Provided data Start Marker

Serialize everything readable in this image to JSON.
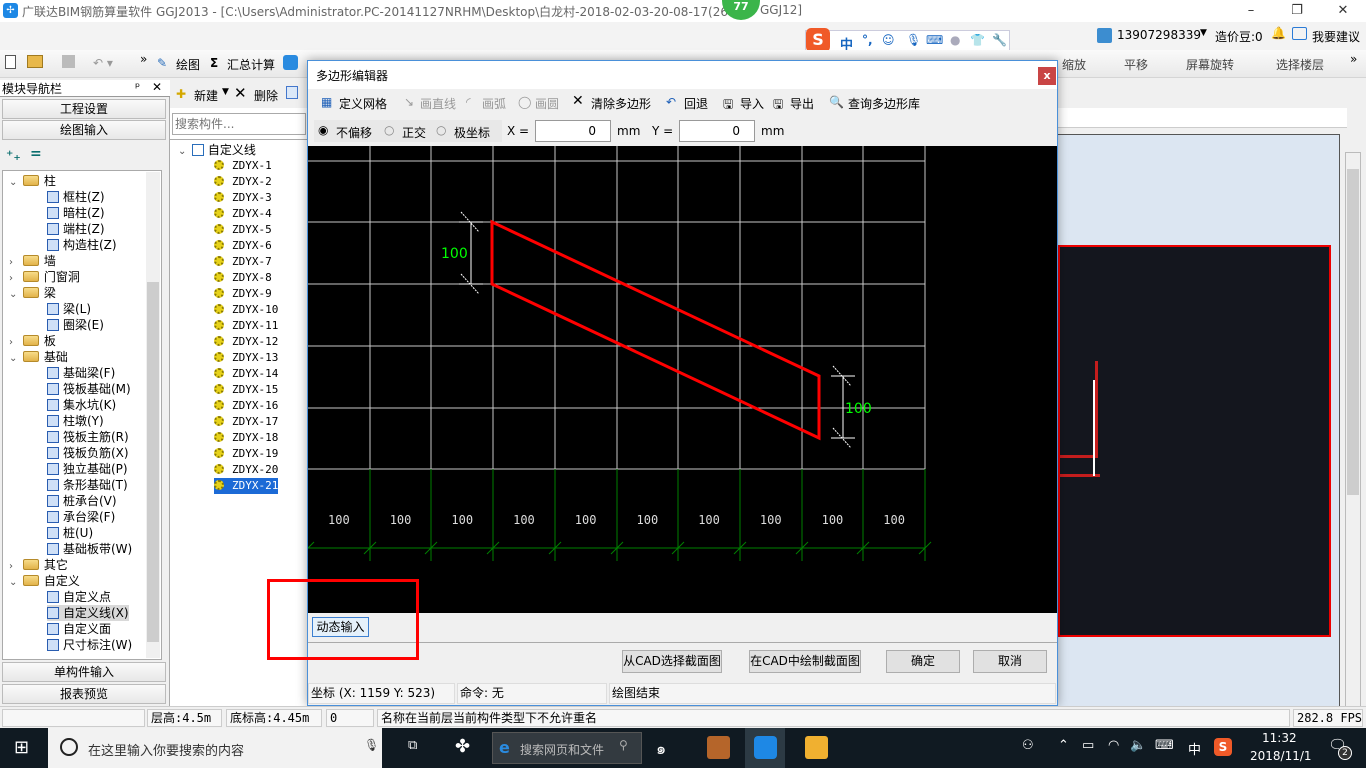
{
  "window": {
    "title": "广联达BIM钢筋算量软件 GGJ2013 - [C:\\Users\\Administrator.PC-20141127NRHM\\Desktop\\白龙村-2018-02-03-20-08-17(26",
    "title_suffix": "GGJ12]",
    "badge": "77",
    "minimize": "–",
    "maximize": "❐",
    "close": "✕"
  },
  "ime": {
    "brand": "S",
    "lang": "中",
    "punct": "°,"
  },
  "user": {
    "phone": "13907298339",
    "beans": "造价豆:0",
    "feedback": "我要建议"
  },
  "toolbar": {
    "more": "»",
    "draw": "绘图",
    "sum_calc": "汇总计算",
    "zoom": "缩放",
    "pan": "平移",
    "rotate": "屏幕旋转",
    "select_floor": "选择楼层",
    "more_right": "»"
  },
  "nav": {
    "title": "模块导航栏",
    "pin": "ᵖ",
    "close": "✕",
    "project_settings": "工程设置",
    "drawing_input": "绘图输入",
    "single_input": "单构件输入",
    "report_preview": "报表预览",
    "tree": [
      {
        "label": "柱",
        "level": 0,
        "type": "folder",
        "open": true
      },
      {
        "label": "框柱(Z)",
        "level": 1
      },
      {
        "label": "暗柱(Z)",
        "level": 1
      },
      {
        "label": "端柱(Z)",
        "level": 1
      },
      {
        "label": "构造柱(Z)",
        "level": 1
      },
      {
        "label": "墙",
        "level": 0,
        "type": "folder",
        "open": false
      },
      {
        "label": "门窗洞",
        "level": 0,
        "type": "folder",
        "open": false
      },
      {
        "label": "梁",
        "level": 0,
        "type": "folder",
        "open": true
      },
      {
        "label": "梁(L)",
        "level": 1
      },
      {
        "label": "圈梁(E)",
        "level": 1
      },
      {
        "label": "板",
        "level": 0,
        "type": "folder",
        "open": false
      },
      {
        "label": "基础",
        "level": 0,
        "type": "folder",
        "open": true
      },
      {
        "label": "基础梁(F)",
        "level": 1
      },
      {
        "label": "筏板基础(M)",
        "level": 1
      },
      {
        "label": "集水坑(K)",
        "level": 1
      },
      {
        "label": "柱墩(Y)",
        "level": 1
      },
      {
        "label": "筏板主筋(R)",
        "level": 1
      },
      {
        "label": "筏板负筋(X)",
        "level": 1
      },
      {
        "label": "独立基础(P)",
        "level": 1
      },
      {
        "label": "条形基础(T)",
        "level": 1
      },
      {
        "label": "桩承台(V)",
        "level": 1
      },
      {
        "label": "承台梁(F)",
        "level": 1
      },
      {
        "label": "桩(U)",
        "level": 1
      },
      {
        "label": "基础板带(W)",
        "level": 1
      },
      {
        "label": "其它",
        "level": 0,
        "type": "folder",
        "open": false
      },
      {
        "label": "自定义",
        "level": 0,
        "type": "folder",
        "open": true
      },
      {
        "label": "自定义点",
        "level": 1
      },
      {
        "label": "自定义线(X)",
        "level": 1,
        "selected": true
      },
      {
        "label": "自定义面",
        "level": 1
      },
      {
        "label": "尺寸标注(W)",
        "level": 1
      }
    ]
  },
  "components": {
    "new": "新建",
    "delete": "删除",
    "search_placeholder": "搜索构件...",
    "root": "自定义线",
    "items": [
      "ZDYX-1",
      "ZDYX-2",
      "ZDYX-3",
      "ZDYX-4",
      "ZDYX-5",
      "ZDYX-6",
      "ZDYX-7",
      "ZDYX-8",
      "ZDYX-9",
      "ZDYX-10",
      "ZDYX-11",
      "ZDYX-12",
      "ZDYX-13",
      "ZDYX-14",
      "ZDYX-15",
      "ZDYX-16",
      "ZDYX-17",
      "ZDYX-18",
      "ZDYX-19",
      "ZDYX-20",
      "ZDYX-21"
    ],
    "selected": "ZDYX-21"
  },
  "dialog": {
    "title": "多边形编辑器",
    "close": "x",
    "tools": {
      "define_grid": "定义网格",
      "line": "画直线",
      "arc": "画弧",
      "circle": "画圆",
      "clear": "清除多边形",
      "undo": "回退",
      "import": "导入",
      "export": "导出",
      "query_lib": "查询多边形库"
    },
    "snap": {
      "options": [
        "不偏移",
        "正交",
        "极坐标"
      ],
      "selected": "不偏移",
      "x_label": "X =",
      "x_value": "0",
      "x_unit": "mm",
      "y_label": "Y =",
      "y_value": "0",
      "y_unit": "mm"
    },
    "canvas": {
      "polygon_color": "#ff0000",
      "grid_color": "#c8c8c8",
      "axis_color": "#008000",
      "left_dim": "100",
      "right_dim": "100",
      "column_labels": [
        "100",
        "100",
        "100",
        "100",
        "100",
        "100",
        "100",
        "100",
        "100",
        "100"
      ]
    },
    "dynamic_input": "动态输入",
    "buttons": {
      "select_from_cad": "从CAD选择截面图",
      "draw_in_cad": "在CAD中绘制截面图",
      "ok": "确定",
      "cancel": "取消"
    },
    "status": {
      "coords": "坐标 (X: 1159 Y: 523)",
      "command": "命令: 无",
      "message": "绘图结束"
    }
  },
  "statusbar": {
    "floor_height": "层高:4.5m",
    "base_height": "底标高:4.45m",
    "value": "0",
    "message": "名称在当前层当前构件类型下不允许重名",
    "fps": "282.8 FPS"
  },
  "taskbar": {
    "search_placeholder": "在这里输入你要搜索的内容",
    "browser_search": "搜索网页和文件",
    "lang": "中",
    "time": "11:32",
    "date": "2018/11/1",
    "notifications": "2"
  }
}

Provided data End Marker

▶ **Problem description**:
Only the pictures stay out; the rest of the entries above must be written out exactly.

▶ **Answer section**:
Serialize everything readable in this image to JSON.
{
  "window": {
    "title": "广联达BIM钢筋算量软件 GGJ2013 - [C:\\Users\\Administrator.PC-20141127NRHM\\Desktop\\白龙村-2018-02-03-20-08-17(26",
    "title_suffix": "GGJ12]",
    "badge": "77",
    "minimize": "–",
    "maximize": "❐",
    "close": "✕"
  },
  "ime": {
    "brand": "S",
    "lang": "中",
    "punct": "°,"
  },
  "user": {
    "phone": "13907298339",
    "beans": "造价豆:0",
    "feedback": "我要建议"
  },
  "toolbar": {
    "more": "»",
    "draw": "绘图",
    "sum_calc": "汇总计算",
    "zoom": "缩放",
    "pan": "平移",
    "rotate": "屏幕旋转",
    "select_floor": "选择楼层",
    "more_right": "»"
  },
  "nav": {
    "title": "模块导航栏",
    "pin": "ᵖ",
    "close": "✕",
    "project_settings": "工程设置",
    "drawing_input": "绘图输入",
    "single_input": "单构件输入",
    "report_preview": "报表预览",
    "tree": [
      {
        "label": "柱",
        "level": 0,
        "type": "folder",
        "open": true
      },
      {
        "label": "框柱(Z)",
        "level": 1
      },
      {
        "label": "暗柱(Z)",
        "level": 1
      },
      {
        "label": "端柱(Z)",
        "level": 1
      },
      {
        "label": "构造柱(Z)",
        "level": 1
      },
      {
        "label": "墙",
        "level": 0,
        "type": "folder",
        "open": false
      },
      {
        "label": "门窗洞",
        "level": 0,
        "type": "folder",
        "open": false
      },
      {
        "label": "梁",
        "level": 0,
        "type": "folder",
        "open": true
      },
      {
        "label": "梁(L)",
        "level": 1
      },
      {
        "label": "圈梁(E)",
        "level": 1
      },
      {
        "label": "板",
        "level": 0,
        "type": "folder",
        "open": false
      },
      {
        "label": "基础",
        "level": 0,
        "type": "folder",
        "open": true
      },
      {
        "label": "基础梁(F)",
        "level": 1
      },
      {
        "label": "筏板基础(M)",
        "level": 1
      },
      {
        "label": "集水坑(K)",
        "level": 1
      },
      {
        "label": "柱墩(Y)",
        "level": 1
      },
      {
        "label": "筏板主筋(R)",
        "level": 1
      },
      {
        "label": "筏板负筋(X)",
        "level": 1
      },
      {
        "label": "独立基础(P)",
        "level": 1
      },
      {
        "label": "条形基础(T)",
        "level": 1
      },
      {
        "label": "桩承台(V)",
        "level": 1
      },
      {
        "label": "承台梁(F)",
        "level": 1
      },
      {
        "label": "桩(U)",
        "level": 1
      },
      {
        "label": "基础板带(W)",
        "level": 1
      },
      {
        "label": "其它",
        "level": 0,
        "type": "folder",
        "open": false
      },
      {
        "label": "自定义",
        "level": 0,
        "type": "folder",
        "open": true
      },
      {
        "label": "自定义点",
        "level": 1
      },
      {
        "label": "自定义线(X)",
        "level": 1,
        "selected": true
      },
      {
        "label": "自定义面",
        "level": 1
      },
      {
        "label": "尺寸标注(W)",
        "level": 1
      }
    ]
  },
  "components": {
    "new": "新建",
    "delete": "删除",
    "search_placeholder": "搜索构件...",
    "root": "自定义线",
    "items": [
      "ZDYX-1",
      "ZDYX-2",
      "ZDYX-3",
      "ZDYX-4",
      "ZDYX-5",
      "ZDYX-6",
      "ZDYX-7",
      "ZDYX-8",
      "ZDYX-9",
      "ZDYX-10",
      "ZDYX-11",
      "ZDYX-12",
      "ZDYX-13",
      "ZDYX-14",
      "ZDYX-15",
      "ZDYX-16",
      "ZDYX-17",
      "ZDYX-18",
      "ZDYX-19",
      "ZDYX-20",
      "ZDYX-21"
    ],
    "selected": "ZDYX-21"
  },
  "dialog": {
    "title": "多边形编辑器",
    "close": "x",
    "tools": {
      "define_grid": "定义网格",
      "line": "画直线",
      "arc": "画弧",
      "circle": "画圆",
      "clear": "清除多边形",
      "undo": "回退",
      "import": "导入",
      "export": "导出",
      "query_lib": "查询多边形库"
    },
    "snap": {
      "options": [
        "不偏移",
        "正交",
        "极坐标"
      ],
      "selected": "不偏移",
      "x_label": "X =",
      "x_value": "0",
      "x_unit": "mm",
      "y_label": "Y =",
      "y_value": "0",
      "y_unit": "mm"
    },
    "canvas": {
      "polygon_color": "#ff0000",
      "grid_color": "#c8c8c8",
      "axis_color": "#008000",
      "left_dim": "100",
      "right_dim": "100",
      "column_labels": [
        "100",
        "100",
        "100",
        "100",
        "100",
        "100",
        "100",
        "100",
        "100",
        "100"
      ]
    },
    "dynamic_input": "动态输入",
    "buttons": {
      "select_from_cad": "从CAD选择截面图",
      "draw_in_cad": "在CAD中绘制截面图",
      "ok": "确定",
      "cancel": "取消"
    },
    "status": {
      "coords": "坐标 (X: 1159 Y: 523)",
      "command": "命令: 无",
      "message": "绘图结束"
    }
  },
  "statusbar": {
    "floor_height": "层高:4.5m",
    "base_height": "底标高:4.45m",
    "value": "0",
    "message": "名称在当前层当前构件类型下不允许重名",
    "fps": "282.8 FPS"
  },
  "taskbar": {
    "search_placeholder": "在这里输入你要搜索的内容",
    "browser_search": "搜索网页和文件",
    "lang": "中",
    "time": "11:32",
    "date": "2018/11/1",
    "notifications": "2"
  }
}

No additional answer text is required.